The Curious Case of Benjamin Button: He's His Own Grandpa
It's a testament to how far digital special effects have come that the most compelling thing about Benjamin Button isn't how Brad Pitt de-ages so convincingly. As with the simple sketch by F. Scott Fitzgerald that the movie is based on, you buy the premise immediately: An orphaned boy is born old and ages backward. And it's a credit to Pitt that he sells Button—a role that could easily become a mawkish Forrest Gump in a lesser actor's hands—completely. But Cate Blanchett as Daisy, the love of Button's life, shows Pitt up by aging the old-fashioned, boring way and making it every bit as fascinating as Button's reverse journey through most of the 20th century.
The nearly three-hour movie sails by, and director David Fincher's dogged determinedness to get the perfect shot pays off well, too: The film—with its seemingly effortless historical accuracy, rich color palettes, and beautiful cinematography—is real, rich eye candy. There are serious flaws (Button's aging doesn't flow as it should, and his narration, supposedly from a diary, becomes omniscient whenever the story needs it), but those almost make the movie more endearing. And several scenes—especially a midfilm dalliance with Tilda Swinton and a few suspenseful moments where the audience can see doom coming from miles away—are cinematic perfection.

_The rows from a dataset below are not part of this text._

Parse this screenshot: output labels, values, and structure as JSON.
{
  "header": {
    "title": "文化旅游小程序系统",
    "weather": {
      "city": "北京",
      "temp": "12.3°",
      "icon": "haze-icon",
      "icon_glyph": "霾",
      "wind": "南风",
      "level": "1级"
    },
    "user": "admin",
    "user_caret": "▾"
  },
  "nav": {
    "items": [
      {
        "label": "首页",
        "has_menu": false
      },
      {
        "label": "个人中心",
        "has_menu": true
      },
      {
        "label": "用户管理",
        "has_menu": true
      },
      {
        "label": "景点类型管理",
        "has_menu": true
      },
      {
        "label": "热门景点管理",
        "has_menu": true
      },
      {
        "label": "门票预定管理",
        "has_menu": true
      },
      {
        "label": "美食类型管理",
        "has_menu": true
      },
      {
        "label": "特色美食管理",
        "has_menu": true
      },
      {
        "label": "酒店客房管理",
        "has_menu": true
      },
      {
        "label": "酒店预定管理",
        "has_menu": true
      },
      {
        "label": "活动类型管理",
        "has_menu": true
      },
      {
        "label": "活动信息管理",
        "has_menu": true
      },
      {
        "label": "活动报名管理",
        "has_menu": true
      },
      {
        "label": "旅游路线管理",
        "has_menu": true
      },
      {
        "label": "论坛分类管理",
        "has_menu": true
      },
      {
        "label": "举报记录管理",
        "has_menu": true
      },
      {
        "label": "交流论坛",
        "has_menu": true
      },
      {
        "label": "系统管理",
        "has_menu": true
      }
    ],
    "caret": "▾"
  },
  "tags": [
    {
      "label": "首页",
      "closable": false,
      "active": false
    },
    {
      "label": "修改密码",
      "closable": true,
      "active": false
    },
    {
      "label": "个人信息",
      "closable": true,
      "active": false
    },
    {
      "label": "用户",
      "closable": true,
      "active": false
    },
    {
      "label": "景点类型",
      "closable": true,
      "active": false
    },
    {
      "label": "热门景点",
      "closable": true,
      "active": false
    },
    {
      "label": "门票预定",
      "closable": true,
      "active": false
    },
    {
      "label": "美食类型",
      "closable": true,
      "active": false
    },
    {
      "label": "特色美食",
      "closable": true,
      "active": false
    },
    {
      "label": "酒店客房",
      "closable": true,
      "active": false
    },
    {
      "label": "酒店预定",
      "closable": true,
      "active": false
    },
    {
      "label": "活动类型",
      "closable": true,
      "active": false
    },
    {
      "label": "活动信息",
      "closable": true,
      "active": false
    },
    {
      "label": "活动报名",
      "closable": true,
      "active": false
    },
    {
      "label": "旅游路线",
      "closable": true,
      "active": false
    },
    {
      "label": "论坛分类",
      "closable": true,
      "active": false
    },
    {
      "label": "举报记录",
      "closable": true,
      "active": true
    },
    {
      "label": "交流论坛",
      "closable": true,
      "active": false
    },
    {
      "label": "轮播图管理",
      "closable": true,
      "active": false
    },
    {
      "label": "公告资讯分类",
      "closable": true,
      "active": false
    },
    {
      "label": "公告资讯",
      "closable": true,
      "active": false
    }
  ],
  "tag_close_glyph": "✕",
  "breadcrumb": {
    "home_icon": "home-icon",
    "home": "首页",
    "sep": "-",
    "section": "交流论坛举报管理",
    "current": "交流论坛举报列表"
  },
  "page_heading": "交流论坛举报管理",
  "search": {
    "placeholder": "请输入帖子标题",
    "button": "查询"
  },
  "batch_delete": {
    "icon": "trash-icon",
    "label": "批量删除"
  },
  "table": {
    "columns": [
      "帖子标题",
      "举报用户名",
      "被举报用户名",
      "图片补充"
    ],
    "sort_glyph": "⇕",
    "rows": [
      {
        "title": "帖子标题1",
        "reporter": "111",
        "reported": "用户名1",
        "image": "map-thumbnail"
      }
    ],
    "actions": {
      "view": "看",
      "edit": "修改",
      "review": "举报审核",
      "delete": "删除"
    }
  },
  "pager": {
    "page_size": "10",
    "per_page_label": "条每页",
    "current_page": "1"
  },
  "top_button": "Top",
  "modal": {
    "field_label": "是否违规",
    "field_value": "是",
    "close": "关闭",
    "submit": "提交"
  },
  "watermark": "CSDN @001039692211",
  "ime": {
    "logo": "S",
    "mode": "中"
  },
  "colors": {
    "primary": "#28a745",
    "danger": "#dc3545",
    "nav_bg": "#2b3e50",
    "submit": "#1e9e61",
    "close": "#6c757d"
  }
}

Parts of the film go too far: Some imagery connecting hummingbirds to the souls of the departed suggests that Fincher is trying to evoke his weepy inner Spielberg, and it feels overly manipulative and false. The charge commonly leveled against Fincher (especially with last year's almost sociopathically chilly Zodiac) is that he lacks heart. This isn't a capital crime for a director, of course: Stanley Kubrick did just fine without any messy sentimentality getting in the way. Benjamin Button feels as though Fincher is swaddling himself in sentimentality and homespun wisdom to prove his humanity. It's an awkward, unconvincing fit.